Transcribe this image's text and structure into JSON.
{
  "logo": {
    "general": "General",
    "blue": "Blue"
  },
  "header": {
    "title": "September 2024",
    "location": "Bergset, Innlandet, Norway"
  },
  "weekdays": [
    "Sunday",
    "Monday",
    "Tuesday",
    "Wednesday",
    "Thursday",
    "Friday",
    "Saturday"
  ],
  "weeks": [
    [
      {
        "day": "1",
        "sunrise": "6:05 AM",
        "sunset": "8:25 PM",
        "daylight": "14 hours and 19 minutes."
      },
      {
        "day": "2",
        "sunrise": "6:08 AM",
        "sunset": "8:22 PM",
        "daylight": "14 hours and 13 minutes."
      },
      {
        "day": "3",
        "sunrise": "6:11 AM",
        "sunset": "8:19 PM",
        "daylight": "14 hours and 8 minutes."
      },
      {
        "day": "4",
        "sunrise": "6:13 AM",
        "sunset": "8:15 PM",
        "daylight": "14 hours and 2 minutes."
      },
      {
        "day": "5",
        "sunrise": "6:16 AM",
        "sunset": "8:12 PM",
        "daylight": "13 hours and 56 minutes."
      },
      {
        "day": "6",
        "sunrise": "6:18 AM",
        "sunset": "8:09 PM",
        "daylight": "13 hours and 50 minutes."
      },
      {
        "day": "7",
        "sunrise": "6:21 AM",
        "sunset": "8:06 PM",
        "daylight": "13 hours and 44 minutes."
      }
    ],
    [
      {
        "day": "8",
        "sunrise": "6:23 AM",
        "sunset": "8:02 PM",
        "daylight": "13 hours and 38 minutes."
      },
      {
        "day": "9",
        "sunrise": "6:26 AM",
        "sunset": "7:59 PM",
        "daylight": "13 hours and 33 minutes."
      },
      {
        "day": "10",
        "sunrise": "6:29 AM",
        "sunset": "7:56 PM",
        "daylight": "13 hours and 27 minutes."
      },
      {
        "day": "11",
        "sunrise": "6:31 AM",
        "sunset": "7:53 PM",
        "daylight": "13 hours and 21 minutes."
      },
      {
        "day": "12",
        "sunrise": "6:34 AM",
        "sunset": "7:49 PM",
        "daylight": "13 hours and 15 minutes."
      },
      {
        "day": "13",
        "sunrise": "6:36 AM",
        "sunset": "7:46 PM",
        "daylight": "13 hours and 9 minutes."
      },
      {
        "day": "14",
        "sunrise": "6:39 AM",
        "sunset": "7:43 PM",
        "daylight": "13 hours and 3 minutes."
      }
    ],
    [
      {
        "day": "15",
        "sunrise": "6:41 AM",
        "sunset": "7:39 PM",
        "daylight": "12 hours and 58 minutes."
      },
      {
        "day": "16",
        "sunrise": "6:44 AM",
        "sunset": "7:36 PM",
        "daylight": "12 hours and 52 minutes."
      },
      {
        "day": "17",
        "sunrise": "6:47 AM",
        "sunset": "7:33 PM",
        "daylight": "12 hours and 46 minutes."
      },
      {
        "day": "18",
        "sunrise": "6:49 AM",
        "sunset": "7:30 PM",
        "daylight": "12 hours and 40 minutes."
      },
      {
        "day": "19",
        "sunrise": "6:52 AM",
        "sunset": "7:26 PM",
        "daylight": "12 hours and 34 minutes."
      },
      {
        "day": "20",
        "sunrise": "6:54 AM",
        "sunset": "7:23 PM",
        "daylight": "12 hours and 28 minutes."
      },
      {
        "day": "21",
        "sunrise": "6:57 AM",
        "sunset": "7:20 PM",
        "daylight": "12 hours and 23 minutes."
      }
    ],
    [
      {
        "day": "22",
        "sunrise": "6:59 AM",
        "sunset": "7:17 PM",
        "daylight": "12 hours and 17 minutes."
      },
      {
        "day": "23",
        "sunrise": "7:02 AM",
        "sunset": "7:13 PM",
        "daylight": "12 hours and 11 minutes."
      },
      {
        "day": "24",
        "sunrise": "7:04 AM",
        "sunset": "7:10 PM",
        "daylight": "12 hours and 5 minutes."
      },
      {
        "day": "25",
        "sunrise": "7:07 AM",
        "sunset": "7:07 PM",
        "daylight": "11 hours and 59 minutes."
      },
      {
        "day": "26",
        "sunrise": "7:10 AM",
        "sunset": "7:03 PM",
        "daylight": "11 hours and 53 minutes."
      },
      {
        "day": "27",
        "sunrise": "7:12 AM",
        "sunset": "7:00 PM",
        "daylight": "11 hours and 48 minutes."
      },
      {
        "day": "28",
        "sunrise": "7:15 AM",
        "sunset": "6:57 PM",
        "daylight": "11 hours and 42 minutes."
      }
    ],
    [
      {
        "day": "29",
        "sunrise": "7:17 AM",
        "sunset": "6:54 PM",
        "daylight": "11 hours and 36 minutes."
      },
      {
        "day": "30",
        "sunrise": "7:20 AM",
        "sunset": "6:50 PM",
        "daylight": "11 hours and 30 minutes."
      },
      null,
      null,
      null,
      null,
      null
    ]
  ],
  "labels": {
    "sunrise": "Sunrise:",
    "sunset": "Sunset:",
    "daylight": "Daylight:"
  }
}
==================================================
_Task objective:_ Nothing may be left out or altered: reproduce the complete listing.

_Answer to this task:_
Transcribe this image's text and structure into JSON.
{
  "logo": {
    "general": "General",
    "blue": "Blue"
  },
  "header": {
    "title": "September 2024",
    "location": "Bergset, Innlandet, Norway"
  },
  "weekdays": [
    "Sunday",
    "Monday",
    "Tuesday",
    "Wednesday",
    "Thursday",
    "Friday",
    "Saturday"
  ],
  "weeks": [
    [
      {
        "day": "1",
        "sunrise": "6:05 AM",
        "sunset": "8:25 PM",
        "daylight": "14 hours and 19 minutes."
      },
      {
        "day": "2",
        "sunrise": "6:08 AM",
        "sunset": "8:22 PM",
        "daylight": "14 hours and 13 minutes."
      },
      {
        "day": "3",
        "sunrise": "6:11 AM",
        "sunset": "8:19 PM",
        "daylight": "14 hours and 8 minutes."
      },
      {
        "day": "4",
        "sunrise": "6:13 AM",
        "sunset": "8:15 PM",
        "daylight": "14 hours and 2 minutes."
      },
      {
        "day": "5",
        "sunrise": "6:16 AM",
        "sunset": "8:12 PM",
        "daylight": "13 hours and 56 minutes."
      },
      {
        "day": "6",
        "sunrise": "6:18 AM",
        "sunset": "8:09 PM",
        "daylight": "13 hours and 50 minutes."
      },
      {
        "day": "7",
        "sunrise": "6:21 AM",
        "sunset": "8:06 PM",
        "daylight": "13 hours and 44 minutes."
      }
    ],
    [
      {
        "day": "8",
        "sunrise": "6:23 AM",
        "sunset": "8:02 PM",
        "daylight": "13 hours and 38 minutes."
      },
      {
        "day": "9",
        "sunrise": "6:26 AM",
        "sunset": "7:59 PM",
        "daylight": "13 hours and 33 minutes."
      },
      {
        "day": "10",
        "sunrise": "6:29 AM",
        "sunset": "7:56 PM",
        "daylight": "13 hours and 27 minutes."
      },
      {
        "day": "11",
        "sunrise": "6:31 AM",
        "sunset": "7:53 PM",
        "daylight": "13 hours and 21 minutes."
      },
      {
        "day": "12",
        "sunrise": "6:34 AM",
        "sunset": "7:49 PM",
        "daylight": "13 hours and 15 minutes."
      },
      {
        "day": "13",
        "sunrise": "6:36 AM",
        "sunset": "7:46 PM",
        "daylight": "13 hours and 9 minutes."
      },
      {
        "day": "14",
        "sunrise": "6:39 AM",
        "sunset": "7:43 PM",
        "daylight": "13 hours and 3 minutes."
      }
    ],
    [
      {
        "day": "15",
        "sunrise": "6:41 AM",
        "sunset": "7:39 PM",
        "daylight": "12 hours and 58 minutes."
      },
      {
        "day": "16",
        "sunrise": "6:44 AM",
        "sunset": "7:36 PM",
        "daylight": "12 hours and 52 minutes."
      },
      {
        "day": "17",
        "sunrise": "6:47 AM",
        "sunset": "7:33 PM",
        "daylight": "12 hours and 46 minutes."
      },
      {
        "day": "18",
        "sunrise": "6:49 AM",
        "sunset": "7:30 PM",
        "daylight": "12 hours and 40 minutes."
      },
      {
        "day": "19",
        "sunrise": "6:52 AM",
        "sunset": "7:26 PM",
        "daylight": "12 hours and 34 minutes."
      },
      {
        "day": "20",
        "sunrise": "6:54 AM",
        "sunset": "7:23 PM",
        "daylight": "12 hours and 28 minutes."
      },
      {
        "day": "21",
        "sunrise": "6:57 AM",
        "sunset": "7:20 PM",
        "daylight": "12 hours and 23 minutes."
      }
    ],
    [
      {
        "day": "22",
        "sunrise": "6:59 AM",
        "sunset": "7:17 PM",
        "daylight": "12 hours and 17 minutes."
      },
      {
        "day": "23",
        "sunrise": "7:02 AM",
        "sunset": "7:13 PM",
        "daylight": "12 hours and 11 minutes."
      },
      {
        "day": "24",
        "sunrise": "7:04 AM",
        "sunset": "7:10 PM",
        "daylight": "12 hours and 5 minutes."
      },
      {
        "day": "25",
        "sunrise": "7:07 AM",
        "sunset": "7:07 PM",
        "daylight": "11 hours and 59 minutes."
      },
      {
        "day": "26",
        "sunrise": "7:10 AM",
        "sunset": "7:03 PM",
        "daylight": "11 hours and 53 minutes."
      },
      {
        "day": "27",
        "sunrise": "7:12 AM",
        "sunset": "7:00 PM",
        "daylight": "11 hours and 48 minutes."
      },
      {
        "day": "28",
        "sunrise": "7:15 AM",
        "sunset": "6:57 PM",
        "daylight": "11 hours and 42 minutes."
      }
    ],
    [
      {
        "day": "29",
        "sunrise": "7:17 AM",
        "sunset": "6:54 PM",
        "daylight": "11 hours and 36 minutes."
      },
      {
        "day": "30",
        "sunrise": "7:20 AM",
        "sunset": "6:50 PM",
        "daylight": "11 hours and 30 minutes."
      },
      null,
      null,
      null,
      null,
      null
    ]
  ],
  "labels": {
    "sunrise": "Sunrise:",
    "sunset": "Sunset:",
    "daylight": "Daylight:"
  }
}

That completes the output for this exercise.